**What the exercise asks:**
Give every line of the data again, exactly.

**Recorded information:**
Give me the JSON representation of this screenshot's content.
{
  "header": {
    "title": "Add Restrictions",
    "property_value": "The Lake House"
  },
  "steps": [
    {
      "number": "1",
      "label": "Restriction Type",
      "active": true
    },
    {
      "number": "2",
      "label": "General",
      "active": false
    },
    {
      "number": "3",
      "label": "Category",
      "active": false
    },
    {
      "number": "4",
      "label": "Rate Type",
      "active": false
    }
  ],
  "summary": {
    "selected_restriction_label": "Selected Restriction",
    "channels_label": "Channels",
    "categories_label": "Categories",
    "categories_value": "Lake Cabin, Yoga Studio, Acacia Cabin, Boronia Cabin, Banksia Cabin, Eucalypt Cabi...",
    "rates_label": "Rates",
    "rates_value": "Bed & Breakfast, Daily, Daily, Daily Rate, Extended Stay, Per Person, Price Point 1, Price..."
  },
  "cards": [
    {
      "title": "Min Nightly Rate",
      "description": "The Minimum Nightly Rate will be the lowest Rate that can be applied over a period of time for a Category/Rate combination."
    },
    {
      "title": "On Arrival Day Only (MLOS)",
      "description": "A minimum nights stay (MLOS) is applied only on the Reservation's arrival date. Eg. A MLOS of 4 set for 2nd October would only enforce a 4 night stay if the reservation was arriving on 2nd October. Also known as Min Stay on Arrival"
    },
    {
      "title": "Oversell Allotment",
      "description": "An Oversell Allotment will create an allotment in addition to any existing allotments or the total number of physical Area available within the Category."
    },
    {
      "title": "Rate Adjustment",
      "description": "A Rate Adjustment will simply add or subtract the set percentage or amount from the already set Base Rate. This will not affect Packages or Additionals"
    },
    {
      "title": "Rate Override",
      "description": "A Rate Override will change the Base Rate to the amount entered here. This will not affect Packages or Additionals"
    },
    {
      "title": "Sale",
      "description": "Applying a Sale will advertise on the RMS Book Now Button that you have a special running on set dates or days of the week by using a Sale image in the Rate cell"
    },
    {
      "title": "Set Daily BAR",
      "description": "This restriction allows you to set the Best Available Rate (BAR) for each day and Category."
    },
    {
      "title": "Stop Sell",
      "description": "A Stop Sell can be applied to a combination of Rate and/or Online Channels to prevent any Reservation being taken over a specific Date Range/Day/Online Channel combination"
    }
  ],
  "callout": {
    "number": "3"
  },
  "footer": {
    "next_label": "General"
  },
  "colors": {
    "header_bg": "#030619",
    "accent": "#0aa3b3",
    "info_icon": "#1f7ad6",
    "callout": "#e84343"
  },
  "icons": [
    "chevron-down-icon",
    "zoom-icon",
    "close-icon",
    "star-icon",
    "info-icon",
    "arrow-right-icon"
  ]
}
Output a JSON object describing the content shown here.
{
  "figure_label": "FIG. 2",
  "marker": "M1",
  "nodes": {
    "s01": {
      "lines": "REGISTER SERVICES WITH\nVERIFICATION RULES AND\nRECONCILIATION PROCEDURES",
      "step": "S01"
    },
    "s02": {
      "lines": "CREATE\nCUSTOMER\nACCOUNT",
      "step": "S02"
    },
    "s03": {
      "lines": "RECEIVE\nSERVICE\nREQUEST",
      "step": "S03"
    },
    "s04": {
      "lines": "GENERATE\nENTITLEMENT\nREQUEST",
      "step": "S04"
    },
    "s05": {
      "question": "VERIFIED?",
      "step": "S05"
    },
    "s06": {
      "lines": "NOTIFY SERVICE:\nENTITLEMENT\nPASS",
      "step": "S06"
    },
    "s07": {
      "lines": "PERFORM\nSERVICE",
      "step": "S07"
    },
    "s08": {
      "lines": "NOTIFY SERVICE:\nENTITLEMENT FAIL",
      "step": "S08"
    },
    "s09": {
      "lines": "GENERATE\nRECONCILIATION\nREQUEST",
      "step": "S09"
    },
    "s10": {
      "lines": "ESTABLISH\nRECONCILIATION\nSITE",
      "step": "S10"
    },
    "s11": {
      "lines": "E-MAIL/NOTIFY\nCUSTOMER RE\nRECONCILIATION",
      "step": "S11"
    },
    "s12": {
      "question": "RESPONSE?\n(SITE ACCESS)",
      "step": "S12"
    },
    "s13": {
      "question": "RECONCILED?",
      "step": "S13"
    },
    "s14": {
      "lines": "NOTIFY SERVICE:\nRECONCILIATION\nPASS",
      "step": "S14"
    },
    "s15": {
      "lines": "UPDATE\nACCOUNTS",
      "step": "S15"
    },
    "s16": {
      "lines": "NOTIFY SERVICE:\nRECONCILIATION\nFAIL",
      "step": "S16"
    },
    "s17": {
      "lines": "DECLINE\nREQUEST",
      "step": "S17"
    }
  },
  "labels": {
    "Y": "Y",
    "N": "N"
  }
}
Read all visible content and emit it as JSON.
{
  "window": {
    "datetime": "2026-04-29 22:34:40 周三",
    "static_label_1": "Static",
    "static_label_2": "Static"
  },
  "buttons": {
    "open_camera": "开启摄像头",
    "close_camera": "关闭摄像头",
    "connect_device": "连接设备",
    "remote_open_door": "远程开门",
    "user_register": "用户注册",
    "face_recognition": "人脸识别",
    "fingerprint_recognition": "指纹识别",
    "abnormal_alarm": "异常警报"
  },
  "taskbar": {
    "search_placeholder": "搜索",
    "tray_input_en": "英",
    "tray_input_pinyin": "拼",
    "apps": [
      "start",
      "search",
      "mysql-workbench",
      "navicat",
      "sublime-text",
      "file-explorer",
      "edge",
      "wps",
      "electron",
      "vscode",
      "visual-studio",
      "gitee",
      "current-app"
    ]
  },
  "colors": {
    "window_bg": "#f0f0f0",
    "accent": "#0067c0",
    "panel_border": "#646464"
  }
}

**Written response:**
Give me the JSON representation of this screenshot's content.
{
  "header": {
    "title": "Add Restrictions",
    "property_value": "The Lake House"
  },
  "steps": [
    {
      "number": "1",
      "label": "Restriction Type",
      "active": true
    },
    {
      "number": "2",
      "label": "General",
      "active": false
    },
    {
      "number": "3",
      "label": "Category",
      "active": false
    },
    {
      "number": "4",
      "label": "Rate Type",
      "active": false
    }
  ],
  "summary": {
    "selected_restriction_label": "Selected Restriction",
    "channels_label": "Channels",
    "categories_label": "Categories",
    "categories_value": "Lake Cabin, Yoga Studio, Acacia Cabin, Boronia Cabin, Banksia Cabin, Eucalypt Cabi...",
    "rates_label": "Rates",
    "rates_value": "Bed & Breakfast, Daily, Daily, Daily Rate, Extended Stay, Per Person, Price Point 1, Price..."
  },
  "cards": [
    {
      "title": "Min Nightly Rate",
      "description": "The Minimum Nightly Rate will be the lowest Rate that can be applied over a period of time for a Category/Rate combination."
    },
    {
      "title": "On Arrival Day Only (MLOS)",
      "description": "A minimum nights stay (MLOS) is applied only on the Reservation's arrival date. Eg. A MLOS of 4 set for 2nd October would only enforce a 4 night stay if the reservation was arriving on 2nd October. Also known as Min Stay on Arrival"
    },
    {
      "title": "Oversell Allotment",
      "description": "An Oversell Allotment will create an allotment in addition to any existing allotments or the total number of physical Area available within the Category."
    },
    {
      "title": "Rate Adjustment",
      "description": "A Rate Adjustment will simply add or subtract the set percentage or amount from the already set Base Rate. This will not affect Packages or Additionals"
    },
    {
      "title": "Rate Override",
      "description": "A Rate Override will change the Base Rate to the amount entered here. This will not affect Packages or Additionals"
    },
    {
      "title": "Sale",
      "description": "Applying a Sale will advertise on the RMS Book Now Button that you have a special running on set dates or days of the week by using a Sale image in the Rate cell"
    },
    {
      "title": "Set Daily BAR",
      "description": "This restriction allows you to set the Best Available Rate (BAR) for each day and Category."
    },
    {
      "title": "Stop Sell",
      "description": "A Stop Sell can be applied to a combination of Rate and/or Online Channels to prevent any Reservation being taken over a specific Date Range/Day/Online Channel combination"
    }
  ],
  "callout": {
    "number": "3"
  },
  "footer": {
    "next_label": "General"
  },
  "colors": {
    "header_bg": "#030619",
    "accent": "#0aa3b3",
    "info_icon": "#1f7ad6",
    "callout": "#e84343"
  },
  "icons": [
    "chevron-down-icon",
    "zoom-icon",
    "close-icon",
    "star-icon",
    "info-icon",
    "arrow-right-icon"
  ]
}
Output a JSON object describing the content shown here.
{
  "figure_label": "FIG. 2",
  "marker": "M1",
  "nodes": {
    "s01": {
      "lines": "REGISTER SERVICES WITH\nVERIFICATION RULES AND\nRECONCILIATION PROCEDURES",
      "step": "S01"
    },
    "s02": {
      "lines": "CREATE\nCUSTOMER\nACCOUNT",
      "step": "S02"
    },
    "s03": {
      "lines": "RECEIVE\nSERVICE\nREQUEST",
      "step": "S03"
    },
    "s04": {
      "lines": "GENERATE\nENTITLEMENT\nREQUEST",
      "step": "S04"
    },
    "s05": {
      "question": "VERIFIED?",
      "step": "S05"
    },
    "s06": {
      "lines": "NOTIFY SERVICE:\nENTITLEMENT\nPASS",
      "step": "S06"
    },
    "s07": {
      "lines": "PERFORM\nSERVICE",
      "step": "S07"
    },
    "s08": {
      "lines": "NOTIFY SERVICE:\nENTITLEMENT FAIL",
      "step": "S08"
    },
    "s09": {
      "lines": "GENERATE\nRECONCILIATION\nREQUEST",
      "step": "S09"
    },
    "s10": {
      "lines": "ESTABLISH\nRECONCILIATION\nSITE",
      "step": "S10"
    },
    "s11": {
      "lines": "E-MAIL/NOTIFY\nCUSTOMER RE\nRECONCILIATION",
      "step": "S11"
    },
    "s12": {
      "question": "RESPONSE?\n(SITE ACCESS)",
      "step": "S12"
    },
    "s13": {
      "question": "RECONCILED?",
      "step": "S13"
    },
    "s14": {
      "lines": "NOTIFY SERVICE:\nRECONCILIATION\nPASS",
      "step": "S14"
    },
    "s15": {
      "lines": "UPDATE\nACCOUNTS",
      "step": "S15"
    },
    "s16": {
      "lines": "NOTIFY SERVICE:\nRECONCILIATION\nFAIL",
      "step": "S16"
    },
    "s17": {
      "lines": "DECLINE\nREQUEST",
      "step": "S17"
    }
  },
  "labels": {
    "Y": "Y",
    "N": "N"
  }
}
Read all visible content and emit it as JSON.
{
  "window": {
    "datetime": "2026-04-29 22:34:40 周三",
    "static_label_1": "Static",
    "static_label_2": "Static"
  },
  "buttons": {
    "open_camera": "开启摄像头",
    "close_camera": "关闭摄像头",
    "connect_device": "连接设备",
    "remote_open_door": "远程开门",
    "user_register": "用户注册",
    "face_recognition": "人脸识别",
    "fingerprint_recognition": "指纹识别",
    "abnormal_alarm": "异常警报"
  },
  "taskbar": {
    "search_placeholder": "搜索",
    "tray_input_en": "英",
    "tray_input_pinyin": "拼",
    "apps": [
      "start",
      "search",
      "mysql-workbench",
      "navicat",
      "sublime-text",
      "file-explorer",
      "edge",
      "wps",
      "electron",
      "vscode",
      "visual-studio",
      "gitee",
      "current-app"
    ]
  },
  "colors": {
    "window_bg": "#f0f0f0",
    "accent": "#0067c0",
    "panel_border": "#646464"
  }
}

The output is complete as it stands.